Aditi Rao Hydari has a meaty role in Guddu Rangeela.
Guddu Rangeela treads the same path that Ishaqzaade, Boss and NH10 took in recent times. The idea of a blood-thirsty cynical hinterland forms the basis of
where the village headman (Nambardar) celebrates the visa approval of his son to Kenya. Rangeela is a surma-clad composed man who occasionally cracks jokes in his usual 'circuit' style, while his mildly effeminate partner Guddu is more of a flirt. These characters are modeled on the lines of Jai-Veeru as the director keeps spoon-feeding his audience through phrases such as 'Loha garam hai, maar de hathoda' and 'Ab main iska badla lunga'.
Similarly, Billu Pehalwan’s mannerism screams of the modern-day Gabbar. His walk, holster and tight grip on women’s neck present him as one of the tougher bad guys of recent times. His blank gaze is extremely menacing and his gravitas mesmerising, both at the same time. He did it in Udaan, Boss and Ugly and he has done it again. Ronit Roy’s towering presence adds immense value to vengeance, but unfortunately he is not responsible for the entire film.
Ronit Roy has a menacing presence in Guddu Rangeela.
What brings Guddu Rangeela down is its below average writing.

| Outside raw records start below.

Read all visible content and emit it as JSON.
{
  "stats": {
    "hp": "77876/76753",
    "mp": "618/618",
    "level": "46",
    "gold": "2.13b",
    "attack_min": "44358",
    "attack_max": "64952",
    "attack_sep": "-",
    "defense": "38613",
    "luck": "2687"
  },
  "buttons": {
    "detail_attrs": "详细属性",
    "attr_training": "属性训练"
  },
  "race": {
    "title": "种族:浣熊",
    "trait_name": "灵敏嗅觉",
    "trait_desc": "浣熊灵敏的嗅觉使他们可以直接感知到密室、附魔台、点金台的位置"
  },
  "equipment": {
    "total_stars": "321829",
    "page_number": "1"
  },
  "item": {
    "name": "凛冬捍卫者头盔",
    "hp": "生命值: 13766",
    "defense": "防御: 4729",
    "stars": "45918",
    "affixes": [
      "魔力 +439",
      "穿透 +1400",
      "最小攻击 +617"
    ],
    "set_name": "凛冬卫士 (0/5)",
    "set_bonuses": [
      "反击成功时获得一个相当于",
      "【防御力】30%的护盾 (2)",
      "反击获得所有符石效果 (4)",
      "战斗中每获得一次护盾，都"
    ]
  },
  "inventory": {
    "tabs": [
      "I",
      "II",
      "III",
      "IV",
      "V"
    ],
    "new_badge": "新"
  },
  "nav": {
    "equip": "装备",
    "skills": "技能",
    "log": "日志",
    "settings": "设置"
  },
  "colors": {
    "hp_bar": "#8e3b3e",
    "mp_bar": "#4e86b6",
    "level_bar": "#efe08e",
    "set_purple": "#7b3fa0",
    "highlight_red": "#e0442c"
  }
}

Though back-stories propel the theme, somehow they don’t build enough steam before launching the final assault. Take Aditi Rao Hydari’s character, for instance. She is a sort of mastermind, but her plan is basically about pitching a group of five against a sea of butchers in an open battlefield. Also, Aditi’s conversations with Amit Sadh present her as a vulnerable, easily manipulated woman than a juggernaut. Sadh keeps asking her ‘degi kya’, ‘legi kya’ and all she replies with is a coy smile. Too much sacrifice in the name of revenge! It seems the director is in a hurry to make the love bloom between Sadh and Hydari. It required a little more time.
In one of the scenes, we witness a doe-eyed Sadh asking ‘Bhai, hum gangster kyun nahi ban sakte’, and suddenly he turns into our very own Django, without any prior training. Very swift, I must say. That reminds me, the entry of Brijendra Kala and Dibyendu on a bike with amours is the most striking image of the film. This is one moment which will stick in your memory for long. It’s a classic scene and the director should be applauded for such an imaginative sequence. It also reminded me of the penultimate moments of Dedh Ishqiya where Nawab Sahab (Manoj Pahwa) opens fire on a bunch of delinquents.

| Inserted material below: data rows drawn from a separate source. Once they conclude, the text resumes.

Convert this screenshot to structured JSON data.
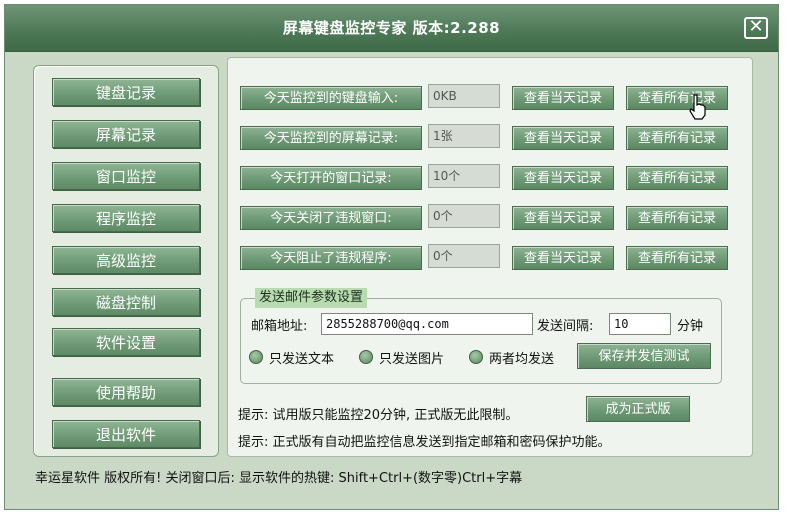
{
  "window": {
    "title": "屏幕键盘监控专家 版本:2.288",
    "close_icon": "✕"
  },
  "sidebar": {
    "items": [
      {
        "label": "键盘记录"
      },
      {
        "label": "屏幕记录"
      },
      {
        "label": "窗口监控"
      },
      {
        "label": "程序监控"
      },
      {
        "label": "高级监控"
      },
      {
        "label": "磁盘控制"
      },
      {
        "label": "软件设置"
      },
      {
        "label": "使用帮助"
      },
      {
        "label": "退出软件"
      }
    ]
  },
  "monitor_rows": [
    {
      "label": "今天监控到的键盘输入:",
      "value": "0KB",
      "today_label": "查看当天记录",
      "all_label": "查看所有记录"
    },
    {
      "label": "今天监控到的屏幕记录:",
      "value": "1张",
      "today_label": "查看当天记录",
      "all_label": "查看所有记录"
    },
    {
      "label": "今天打开的窗口记录:",
      "value": "10个",
      "today_label": "查看当天记录",
      "all_label": "查看所有记录"
    },
    {
      "label": "今天关闭了违规窗口:",
      "value": "0个",
      "today_label": "查看当天记录",
      "all_label": "查看所有记录"
    },
    {
      "label": "今天阻止了违规程序:",
      "value": "0个",
      "today_label": "查看当天记录",
      "all_label": "查看所有记录"
    }
  ],
  "email_settings": {
    "legend": "发送邮件参数设置",
    "email_label": "邮箱地址:",
    "email_value": "2855288700@qq.com",
    "interval_label": "发送间隔:",
    "interval_value": "10",
    "interval_unit": "分钟",
    "options": [
      "只发送文本",
      "只发送图片",
      "两者均发送"
    ],
    "save_test_label": "保存并发信测试"
  },
  "tips": {
    "line1": "提示: 试用版只能监控20分钟, 正式版无此限制。",
    "upgrade_label": "成为正式版",
    "line2": "提示: 正式版有自动把监控信息发送到指定邮箱和密码保护功能。"
  },
  "status_bar": {
    "text": "幸运星软件 版权所有! 关闭窗口后: 显示软件的热键: Shift+Ctrl+(数字零)Ctrl+字幕"
  },
  "colors": {
    "title_bar": "#4e7a58",
    "button_green": "#6d9a75",
    "window_bg": "#c9d9c6",
    "legend_bg": "#b8dcb0"
  }
}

After a long time, Arshad has been seen in a serious role.
In fact, the director’s decision to delve upon the idea of a crude retribution pays back only because of such powerful scenes. Arshad Warsi and Ronit Roy have acted on these scenes with electric eagerness and fire. But the question is: Does the sequence come a little too late in the film?
Another fantastic scene features Rajeev Gupta, a corrupt police officer, and Amit Sadh. They decide to play 'antaakshri' where he begins singing and Sadh answers him from inside a toilet. It’s hilarious and shows how a good actor can turn an otherwise average scene into a good one.
The film is based on the theme of honour killing.
attempts to build a narrative around 'passionate crimes', but fails to hit the right crescendo because of flawed writing. This is one story which has got all the basic elements, but their placement in the story is flawed. A character in the film very candidly says ‘crime me personal touch aa jaaye toh crime passionate ho jaata hai’, and this is exactly what is missing in the film: A personal touch.
Guddu Rangeela takes you to the world of honour killings and ruthless patriarchy, but glides back just when you start feeling for the victims. It shows the latent potential of the theme and then hesitates in exploiting it completely.
In a nutshell, Guddu Rangeela refuses to rise above the average level. And, before I finish, here’s a quote by Roman emperor Marcus Aurelius (121 AD – 180 AD): To refrain from imitation is the best revenge.